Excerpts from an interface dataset
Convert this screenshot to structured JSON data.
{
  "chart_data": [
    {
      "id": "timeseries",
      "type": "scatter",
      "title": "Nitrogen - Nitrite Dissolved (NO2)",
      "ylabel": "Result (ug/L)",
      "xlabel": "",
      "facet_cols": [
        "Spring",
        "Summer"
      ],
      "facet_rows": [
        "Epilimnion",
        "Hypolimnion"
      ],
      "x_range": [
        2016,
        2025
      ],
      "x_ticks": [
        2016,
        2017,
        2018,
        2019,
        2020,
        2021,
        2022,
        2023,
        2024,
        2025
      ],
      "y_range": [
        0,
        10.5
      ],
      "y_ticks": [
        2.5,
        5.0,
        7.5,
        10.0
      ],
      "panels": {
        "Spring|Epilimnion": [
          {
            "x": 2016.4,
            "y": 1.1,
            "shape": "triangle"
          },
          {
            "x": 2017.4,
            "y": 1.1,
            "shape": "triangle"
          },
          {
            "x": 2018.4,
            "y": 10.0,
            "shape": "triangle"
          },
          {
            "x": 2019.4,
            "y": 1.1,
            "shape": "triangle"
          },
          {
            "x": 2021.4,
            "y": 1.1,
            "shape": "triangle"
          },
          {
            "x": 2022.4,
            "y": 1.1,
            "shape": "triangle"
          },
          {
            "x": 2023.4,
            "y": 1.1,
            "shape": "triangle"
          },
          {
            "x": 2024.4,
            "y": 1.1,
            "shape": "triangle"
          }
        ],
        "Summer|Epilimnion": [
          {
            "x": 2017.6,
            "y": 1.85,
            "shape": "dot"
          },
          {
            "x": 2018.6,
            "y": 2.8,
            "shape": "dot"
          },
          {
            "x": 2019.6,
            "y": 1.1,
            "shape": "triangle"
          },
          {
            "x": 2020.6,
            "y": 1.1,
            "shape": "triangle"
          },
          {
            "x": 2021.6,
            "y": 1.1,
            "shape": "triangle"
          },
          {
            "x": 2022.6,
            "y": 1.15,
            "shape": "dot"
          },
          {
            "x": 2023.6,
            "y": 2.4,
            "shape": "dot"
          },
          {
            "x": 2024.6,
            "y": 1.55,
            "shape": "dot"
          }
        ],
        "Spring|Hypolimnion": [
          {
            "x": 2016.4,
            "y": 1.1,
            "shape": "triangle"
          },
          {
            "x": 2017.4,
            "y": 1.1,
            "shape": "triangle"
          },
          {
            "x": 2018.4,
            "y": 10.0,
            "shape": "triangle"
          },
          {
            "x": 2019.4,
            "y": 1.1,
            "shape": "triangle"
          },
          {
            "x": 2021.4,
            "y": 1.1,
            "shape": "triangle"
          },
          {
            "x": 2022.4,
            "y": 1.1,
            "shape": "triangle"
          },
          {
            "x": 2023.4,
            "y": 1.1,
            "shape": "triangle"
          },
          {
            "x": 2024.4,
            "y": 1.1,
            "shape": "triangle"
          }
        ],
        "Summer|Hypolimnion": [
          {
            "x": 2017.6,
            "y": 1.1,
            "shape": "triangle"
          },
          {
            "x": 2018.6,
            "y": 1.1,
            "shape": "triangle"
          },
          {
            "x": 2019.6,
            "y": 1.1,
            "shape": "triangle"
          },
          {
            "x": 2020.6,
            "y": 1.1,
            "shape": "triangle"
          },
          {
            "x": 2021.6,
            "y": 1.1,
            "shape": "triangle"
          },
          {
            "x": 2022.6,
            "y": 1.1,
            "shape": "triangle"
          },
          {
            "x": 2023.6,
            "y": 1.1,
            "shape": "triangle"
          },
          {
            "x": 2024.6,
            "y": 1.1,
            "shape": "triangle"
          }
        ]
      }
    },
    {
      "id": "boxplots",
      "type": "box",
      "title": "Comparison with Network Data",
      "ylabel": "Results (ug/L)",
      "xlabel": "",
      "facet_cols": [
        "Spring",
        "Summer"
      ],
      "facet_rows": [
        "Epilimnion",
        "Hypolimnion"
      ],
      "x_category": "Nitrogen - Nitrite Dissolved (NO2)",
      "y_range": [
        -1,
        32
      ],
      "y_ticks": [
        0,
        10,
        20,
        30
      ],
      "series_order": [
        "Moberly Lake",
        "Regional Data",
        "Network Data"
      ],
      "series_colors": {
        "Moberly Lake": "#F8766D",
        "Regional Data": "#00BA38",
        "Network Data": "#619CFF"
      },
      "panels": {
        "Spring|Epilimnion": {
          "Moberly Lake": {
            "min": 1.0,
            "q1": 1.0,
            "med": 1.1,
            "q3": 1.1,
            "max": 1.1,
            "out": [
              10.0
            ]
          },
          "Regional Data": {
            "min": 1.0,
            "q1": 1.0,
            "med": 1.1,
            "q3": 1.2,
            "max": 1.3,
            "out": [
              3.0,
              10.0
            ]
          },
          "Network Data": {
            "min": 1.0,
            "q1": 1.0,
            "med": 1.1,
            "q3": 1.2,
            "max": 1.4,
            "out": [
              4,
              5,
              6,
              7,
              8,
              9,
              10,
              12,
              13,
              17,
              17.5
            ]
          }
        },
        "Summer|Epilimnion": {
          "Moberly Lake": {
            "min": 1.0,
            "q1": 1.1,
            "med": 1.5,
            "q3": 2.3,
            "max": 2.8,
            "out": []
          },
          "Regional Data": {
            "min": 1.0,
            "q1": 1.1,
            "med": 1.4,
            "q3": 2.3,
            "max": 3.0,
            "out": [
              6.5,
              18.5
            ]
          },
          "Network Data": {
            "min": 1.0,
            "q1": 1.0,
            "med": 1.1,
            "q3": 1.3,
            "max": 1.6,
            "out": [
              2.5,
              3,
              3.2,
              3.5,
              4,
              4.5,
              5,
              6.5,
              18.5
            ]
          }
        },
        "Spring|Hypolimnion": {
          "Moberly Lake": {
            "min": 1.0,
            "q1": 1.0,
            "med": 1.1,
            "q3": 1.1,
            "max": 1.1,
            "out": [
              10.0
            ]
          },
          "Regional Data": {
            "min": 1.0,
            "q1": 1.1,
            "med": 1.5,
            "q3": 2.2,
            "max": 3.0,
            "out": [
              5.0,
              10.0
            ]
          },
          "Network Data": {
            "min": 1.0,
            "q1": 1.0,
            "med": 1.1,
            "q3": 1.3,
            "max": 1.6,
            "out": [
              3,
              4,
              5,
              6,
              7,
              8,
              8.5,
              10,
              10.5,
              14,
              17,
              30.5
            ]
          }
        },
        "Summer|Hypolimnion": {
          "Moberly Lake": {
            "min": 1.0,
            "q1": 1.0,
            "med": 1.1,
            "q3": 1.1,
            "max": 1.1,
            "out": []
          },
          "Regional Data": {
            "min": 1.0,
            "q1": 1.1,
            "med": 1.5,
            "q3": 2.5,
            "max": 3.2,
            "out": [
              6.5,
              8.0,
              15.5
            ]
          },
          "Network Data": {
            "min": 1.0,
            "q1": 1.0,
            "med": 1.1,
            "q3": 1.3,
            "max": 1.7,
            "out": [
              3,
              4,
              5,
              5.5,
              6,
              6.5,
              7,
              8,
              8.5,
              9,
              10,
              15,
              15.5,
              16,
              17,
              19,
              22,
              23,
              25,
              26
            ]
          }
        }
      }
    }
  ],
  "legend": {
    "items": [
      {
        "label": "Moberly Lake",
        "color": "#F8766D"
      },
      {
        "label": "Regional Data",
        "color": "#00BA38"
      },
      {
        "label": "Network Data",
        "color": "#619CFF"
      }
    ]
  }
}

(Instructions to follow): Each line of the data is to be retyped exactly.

(Solution for this problem):
Convert this screenshot to structured JSON data.
{
  "chart_data": [
    {
      "id": "timeseries",
      "type": "scatter",
      "title": "Nitrogen - Nitrite Dissolved (NO2)",
      "ylabel": "Result (ug/L)",
      "xlabel": "",
      "facet_cols": [
        "Spring",
        "Summer"
      ],
      "facet_rows": [
        "Epilimnion",
        "Hypolimnion"
      ],
      "x_range": [
        2016,
        2025
      ],
      "x_ticks": [
        2016,
        2017,
        2018,
        2019,
        2020,
        2021,
        2022,
        2023,
        2024,
        2025
      ],
      "y_range": [
        0,
        10.5
      ],
      "y_ticks": [
        2.5,
        5.0,
        7.5,
        10.0
      ],
      "panels": {
        "Spring|Epilimnion": [
          {
            "x": 2016.4,
            "y": 1.1,
            "shape": "triangle"
          },
          {
            "x": 2017.4,
            "y": 1.1,
            "shape": "triangle"
          },
          {
            "x": 2018.4,
            "y": 10.0,
            "shape": "triangle"
          },
          {
            "x": 2019.4,
            "y": 1.1,
            "shape": "triangle"
          },
          {
            "x": 2021.4,
            "y": 1.1,
            "shape": "triangle"
          },
          {
            "x": 2022.4,
            "y": 1.1,
            "shape": "triangle"
          },
          {
            "x": 2023.4,
            "y": 1.1,
            "shape": "triangle"
          },
          {
            "x": 2024.4,
            "y": 1.1,
            "shape": "triangle"
          }
        ],
        "Summer|Epilimnion": [
          {
            "x": 2017.6,
            "y": 1.85,
            "shape": "dot"
          },
          {
            "x": 2018.6,
            "y": 2.8,
            "shape": "dot"
          },
          {
            "x": 2019.6,
            "y": 1.1,
            "shape": "triangle"
          },
          {
            "x": 2020.6,
            "y": 1.1,
            "shape": "triangle"
          },
          {
            "x": 2021.6,
            "y": 1.1,
            "shape": "triangle"
          },
          {
            "x": 2022.6,
            "y": 1.15,
            "shape": "dot"
          },
          {
            "x": 2023.6,
            "y": 2.4,
            "shape": "dot"
          },
          {
            "x": 2024.6,
            "y": 1.55,
            "shape": "dot"
          }
        ],
        "Spring|Hypolimnion": [
          {
            "x": 2016.4,
            "y": 1.1,
            "shape": "triangle"
          },
          {
            "x": 2017.4,
            "y": 1.1,
            "shape": "triangle"
          },
          {
            "x": 2018.4,
            "y": 10.0,
            "shape": "triangle"
          },
          {
            "x": 2019.4,
            "y": 1.1,
            "shape": "triangle"
          },
          {
            "x": 2021.4,
            "y": 1.1,
            "shape": "triangle"
          },
          {
            "x": 2022.4,
            "y": 1.1,
            "shape": "triangle"
          },
          {
            "x": 2023.4,
            "y": 1.1,
            "shape": "triangle"
          },
          {
            "x": 2024.4,
            "y": 1.1,
            "shape": "triangle"
          }
        ],
        "Summer|Hypolimnion": [
          {
            "x": 2017.6,
            "y": 1.1,
            "shape": "triangle"
          },
          {
            "x": 2018.6,
            "y": 1.1,
            "shape": "triangle"
          },
          {
            "x": 2019.6,
            "y": 1.1,
            "shape": "triangle"
          },
          {
            "x": 2020.6,
            "y": 1.1,
            "shape": "triangle"
          },
          {
            "x": 2021.6,
            "y": 1.1,
            "shape": "triangle"
          },
          {
            "x": 2022.6,
            "y": 1.1,
            "shape": "triangle"
          },
          {
            "x": 2023.6,
            "y": 1.1,
            "shape": "triangle"
          },
          {
            "x": 2024.6,
            "y": 1.1,
            "shape": "triangle"
          }
        ]
      }
    },
    {
      "id": "boxplots",
      "type": "box",
      "title": "Comparison with Network Data",
      "ylabel": "Results (ug/L)",
      "xlabel": "",
      "facet_cols": [
        "Spring",
        "Summer"
      ],
      "facet_rows": [
        "Epilimnion",
        "Hypolimnion"
      ],
      "x_category": "Nitrogen - Nitrite Dissolved (NO2)",
      "y_range": [
        -1,
        32
      ],
      "y_ticks": [
        0,
        10,
        20,
        30
      ],
      "series_order": [
        "Moberly Lake",
        "Regional Data",
        "Network Data"
      ],
      "series_colors": {
        "Moberly Lake": "#F8766D",
        "Regional Data": "#00BA38",
        "Network Data": "#619CFF"
      },
      "panels": {
        "Spring|Epilimnion": {
          "Moberly Lake": {
            "min": 1.0,
            "q1": 1.0,
            "med": 1.1,
            "q3": 1.1,
            "max": 1.1,
            "out": [
              10.0
            ]
          },
          "Regional Data": {
            "min": 1.0,
            "q1": 1.0,
            "med": 1.1,
            "q3": 1.2,
            "max": 1.3,
            "out": [
              3.0,
              10.0
            ]
          },
          "Network Data": {
            "min": 1.0,
            "q1": 1.0,
            "med": 1.1,
            "q3": 1.2,
            "max": 1.4,
            "out": [
              4,
              5,
              6,
              7,
              8,
              9,
              10,
              12,
              13,
              17,
              17.5
            ]
          }
        },
        "Summer|Epilimnion": {
          "Moberly Lake": {
            "min": 1.0,
            "q1": 1.1,
            "med": 1.5,
            "q3": 2.3,
            "max": 2.8,
            "out": []
          },
          "Regional Data": {
            "min": 1.0,
            "q1": 1.1,
            "med": 1.4,
            "q3": 2.3,
            "max": 3.0,
            "out": [
              6.5,
              18.5
            ]
          },
          "Network Data": {
            "min": 1.0,
            "q1": 1.0,
            "med": 1.1,
            "q3": 1.3,
            "max": 1.6,
            "out": [
              2.5,
              3,
              3.2,
              3.5,
              4,
              4.5,
              5,
              6.5,
              18.5
            ]
          }
        },
        "Spring|Hypolimnion": {
          "Moberly Lake": {
            "min": 1.0,
            "q1": 1.0,
            "med": 1.1,
            "q3": 1.1,
            "max": 1.1,
            "out": [
              10.0
            ]
          },
          "Regional Data": {
            "min": 1.0,
            "q1": 1.1,
            "med": 1.5,
            "q3": 2.2,
            "max": 3.0,
            "out": [
              5.0,
              10.0
            ]
          },
          "Network Data": {
            "min": 1.0,
            "q1": 1.0,
            "med": 1.1,
            "q3": 1.3,
            "max": 1.6,
            "out": [
              3,
              4,
              5,
              6,
              7,
              8,
              8.5,
              10,
              10.5,
              14,
              17,
              30.5
            ]
          }
        },
        "Summer|Hypolimnion": {
          "Moberly Lake": {
            "min": 1.0,
            "q1": 1.0,
            "med": 1.1,
            "q3": 1.1,
            "max": 1.1,
            "out": []
          },
          "Regional Data": {
            "min": 1.0,
            "q1": 1.1,
            "med": 1.5,
            "q3": 2.5,
            "max": 3.2,
            "out": [
              6.5,
              8.0,
              15.5
            ]
          },
          "Network Data": {
            "min": 1.0,
            "q1": 1.0,
            "med": 1.1,
            "q3": 1.3,
            "max": 1.7,
            "out": [
              3,
              4,
              5,
              5.5,
              6,
              6.5,
              7,
              8,
              8.5,
              9,
              10,
              15,
              15.5,
              16,
              17,
              19,
              22,
              23,
              25,
              26
            ]
          }
        }
      }
    }
  ],
  "legend": {
    "items": [
      {
        "label": "Moberly Lake",
        "color": "#F8766D"
      },
      {
        "label": "Regional Data",
        "color": "#00BA38"
      },
      {
        "label": "Network Data",
        "color": "#619CFF"
      }
    ]
  }
}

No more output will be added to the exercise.